Ontario’s Condominium Act, 1998, allows purchasers of a new condominium unit a 10-day cooling off period in which they may cancel or rescind their agreement of purchase and sale. This 10-day period begins on the latest of the date on which the purchaser has received: (i) a fully signed agreement of purchase and sale; (ii) condominium disclosure documents, and (iii) a condominium guide.
Purchasers should review all of these documents carefully. The documents are lengthy and complicated and purchasers commonly ask us to assist them in their review.
Here are some of the things purchasers should look for and keep in mind when deciding whether to proceed with their purchase transaction:
- restrictions on parking, whether parking is included and restrictions on types of vehicles allowed
- assignment rights and associated costs
- restrictions on renting the unit during the occupancy period
- rules that purchasers can’t live with, ie restrictions on numbers and types of pets.
- the finishes included with the unit – these must be reviewed carefully, because regardless of what is seen in brochures or model suites, only what is included in the schedule of specifications attached to the agreement will be included in the unit
- closing adjustments paid in addition to the purchase price, including utility meters and new home warranty enrolment. In addition to increases in development charges, purchasers are now asked routinely to pay a portion of existing development charges and parks dedication charges, which can be thousands of dollars for a typical one bedroom unit. If asked, developers will often agree to a cap on these charges
- the budget should be reviewed to determine common expenses for the unit, and any increases depending on when the condominium is registered
- the occupancy date is usually tentative, and may be extended by the vendor. The first tentative occupancy date is sometimes more than 5 years in the future
- the occupancy date is not the final closing date. During interim occupancy, the purchaser will be required to pay occupancy fees to the developer. It’s only after final closing, which takes place after all the units are occupiable, that title can be transferred and the purchaser begins to pay down their mortgage

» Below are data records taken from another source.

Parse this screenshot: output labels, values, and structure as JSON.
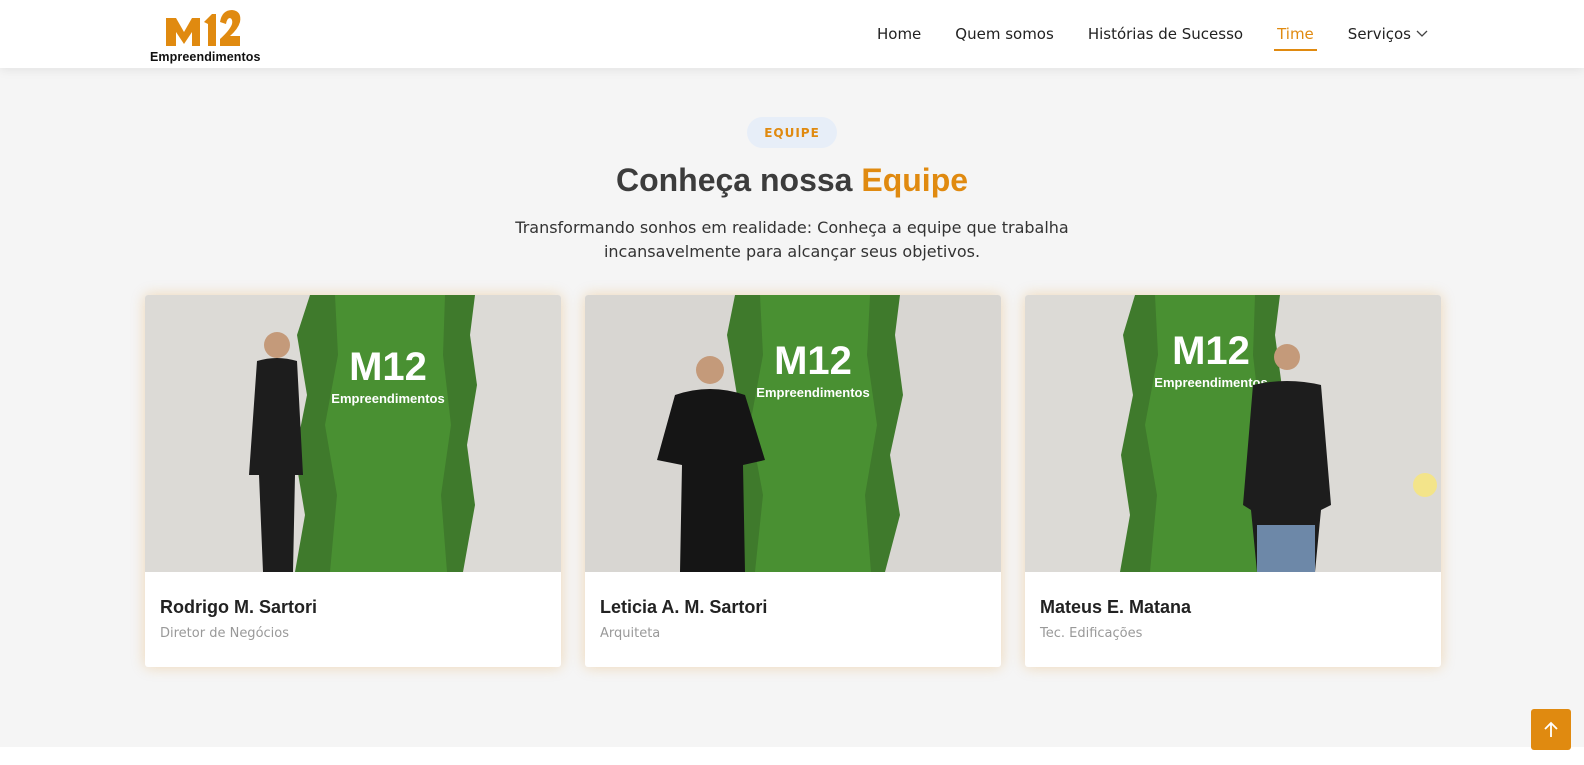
{
  "brand": {
    "logo_mark_text": "M12",
    "logo_subtext": "Empreendimentos",
    "accent_color": "#e08a10"
  },
  "nav": {
    "items": [
      {
        "label": "Home",
        "active": false
      },
      {
        "label": "Quem somos",
        "active": false
      },
      {
        "label": "Histórias de Sucesso",
        "active": false
      },
      {
        "label": "Time",
        "active": true
      },
      {
        "label": "Serviços",
        "active": false,
        "icon": "chevron-down-icon"
      }
    ]
  },
  "section": {
    "badge": "EQUIPE",
    "title_prefix": "Conheça nossa",
    "title_accent": "Equipe",
    "subtitle": "Transformando sonhos em realidade: Conheça a equipe que trabalha incansavelmente para alcançar seus objetivos."
  },
  "team": [
    {
      "name": "Rodrigo M. Sartori",
      "role": "Diretor de Negócios",
      "photo_sign": "Empreendimentos"
    },
    {
      "name": "Leticia A. M. Sartori",
      "role": "Arquiteta",
      "photo_sign": "Empreendimentos"
    },
    {
      "name": "Mateus E. Matana",
      "role": "Tec. Edificações",
      "photo_sign": "Empreendimentos"
    }
  ],
  "scroll_top": {
    "icon": "arrow-up-icon"
  }
}
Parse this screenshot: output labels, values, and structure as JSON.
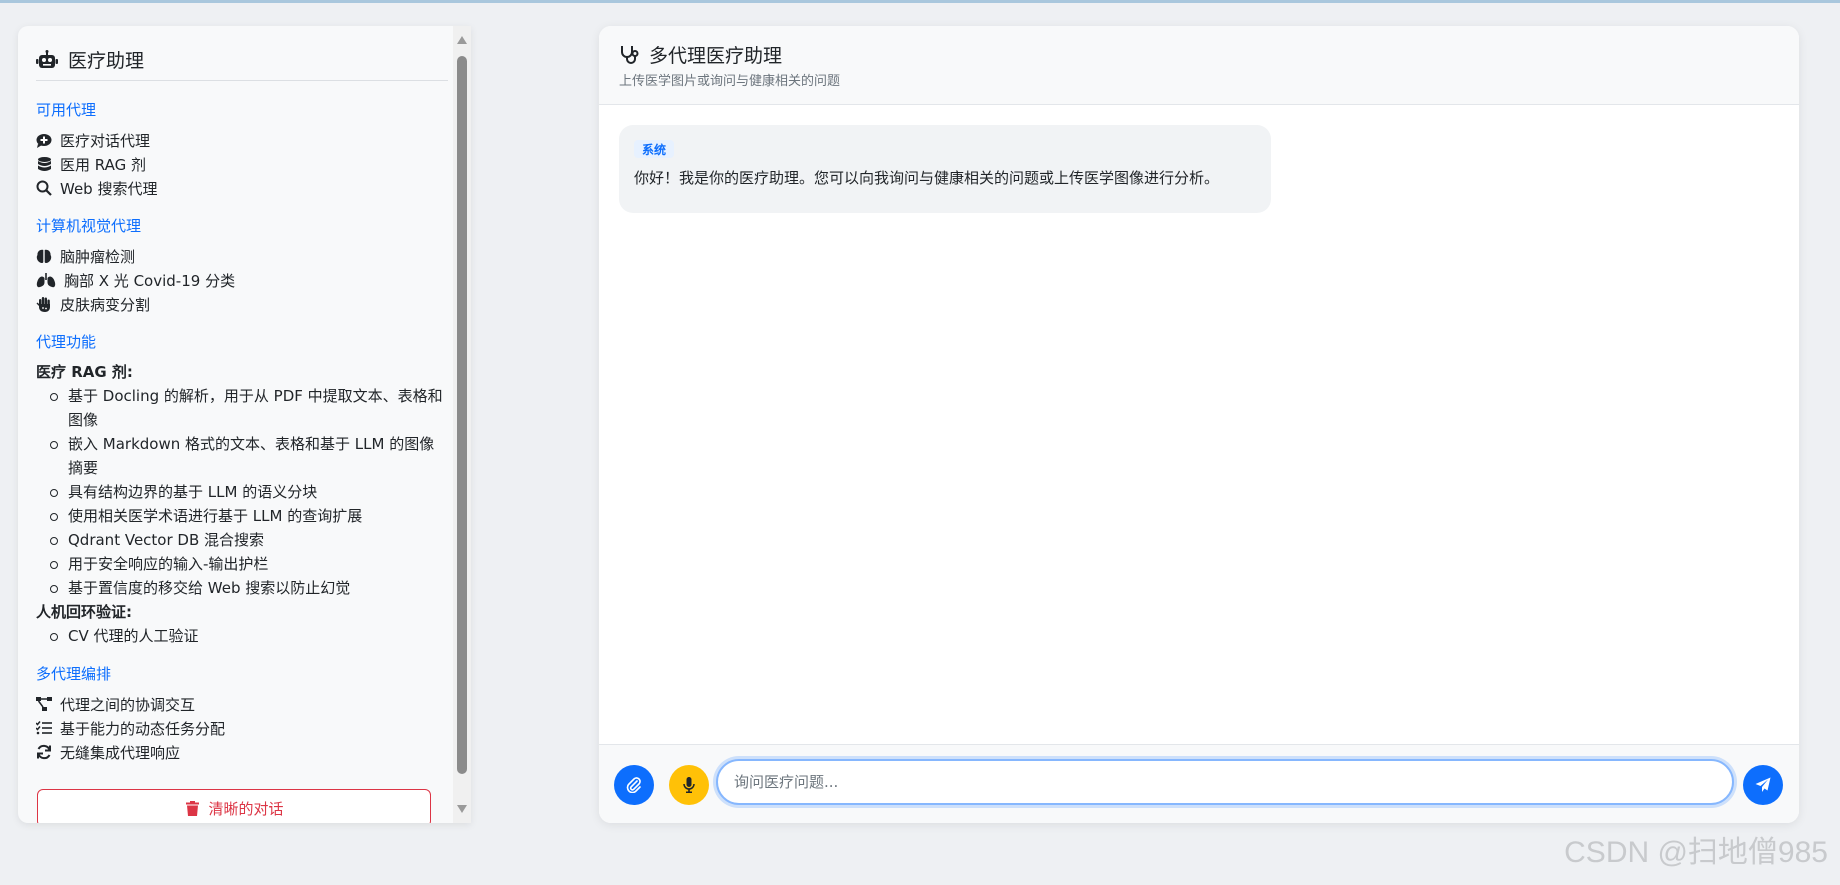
{
  "sidebar": {
    "title": "医疗助理",
    "sections": {
      "available": {
        "heading": "可用代理",
        "items": [
          "医疗对话代理",
          "医用 RAG 剂",
          "Web 搜索代理"
        ]
      },
      "cv": {
        "heading": "计算机视觉代理",
        "items": [
          "脑肿瘤检测",
          "胸部 X 光 Covid-19 分类",
          "皮肤病变分割"
        ]
      },
      "features": {
        "heading": "代理功能",
        "rag_label": "医疗 RAG 剂:",
        "rag_items": [
          "基于 Docling 的解析，用于从 PDF 中提取文本、表格和图像",
          "嵌入 Markdown 格式的文本、表格和基于 LLM 的图像摘要",
          "具有结构边界的基于 LLM 的语义分块",
          "使用相关医学术语进行基于 LLM 的查询扩展",
          "Qdrant Vector DB 混合搜索",
          "用于安全响应的输入-输出护栏",
          "基于置信度的移交给 Web 搜索以防止幻觉"
        ],
        "hitl_label": "人机回环验证:",
        "hitl_items": [
          "CV 代理的人工验证"
        ]
      },
      "orchestration": {
        "heading": "多代理编排",
        "items": [
          "代理之间的协调交互",
          "基于能力的动态任务分配",
          "无缝集成代理响应"
        ]
      }
    },
    "clear_button": "清晰的对话"
  },
  "main": {
    "title": "多代理医疗助理",
    "subtitle": "上传医学图片或询问与健康相关的问题",
    "messages": [
      {
        "role": "系统",
        "text": "你好！我是你的医疗助理。您可以向我询问与健康相关的问题或上传医学图像进行分析。"
      }
    ],
    "input_placeholder": "询问医疗问题..."
  },
  "watermark": "CSDN @扫地僧985",
  "colors": {
    "accent": "#0d6efd",
    "danger": "#dc3545",
    "mic": "#ffc107"
  }
}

- HST – the sale price likely includes HST, minus the HST rebate for new housing which is assigned to the vendor. If you or an immediate family member do not intend to live in the unit as a principal residence, then you will not qualify for the rebate and you will have to add the amount of the rebate to the amount payable to the vendor on closing. The rebate remains a constant $24,000 for sale prices of $484,500 or more, and varies at lower prices. If you are going to rent the property, you may qualify for the HST rebate for new rental properties, which is the same amount as the new housing rebate. The new rental housing rebate can only be applied for after closing and after the unit is rented, and the issue then becomes having the cash flow to pay the rebate amount to the vendor on closing and waiting to receive it back from Canada Revenue Agency after closing.
- Non-resident speculation tax – an additional tax of 20% of the purchase price which non-residents of Canada must pay on closing, and an important factor for any non-resident to consider when purchasing any property.
The 10-day rescission period is protection for buyers and allows them time to cool off and reconsider their purchase after the excitement of signing an agreement for a new condominium. To rescind an agreement of purchase and sale during this period, a purchaser or the solicitor for a purchaser must give written notice of rescission to the developer or to the developer’s solicitor. No special form of rescission is required and no reason for cancelling the agreement need be provided. Upon providing a notice of rescission, a developer is to promptly refund all money received from the purchaser.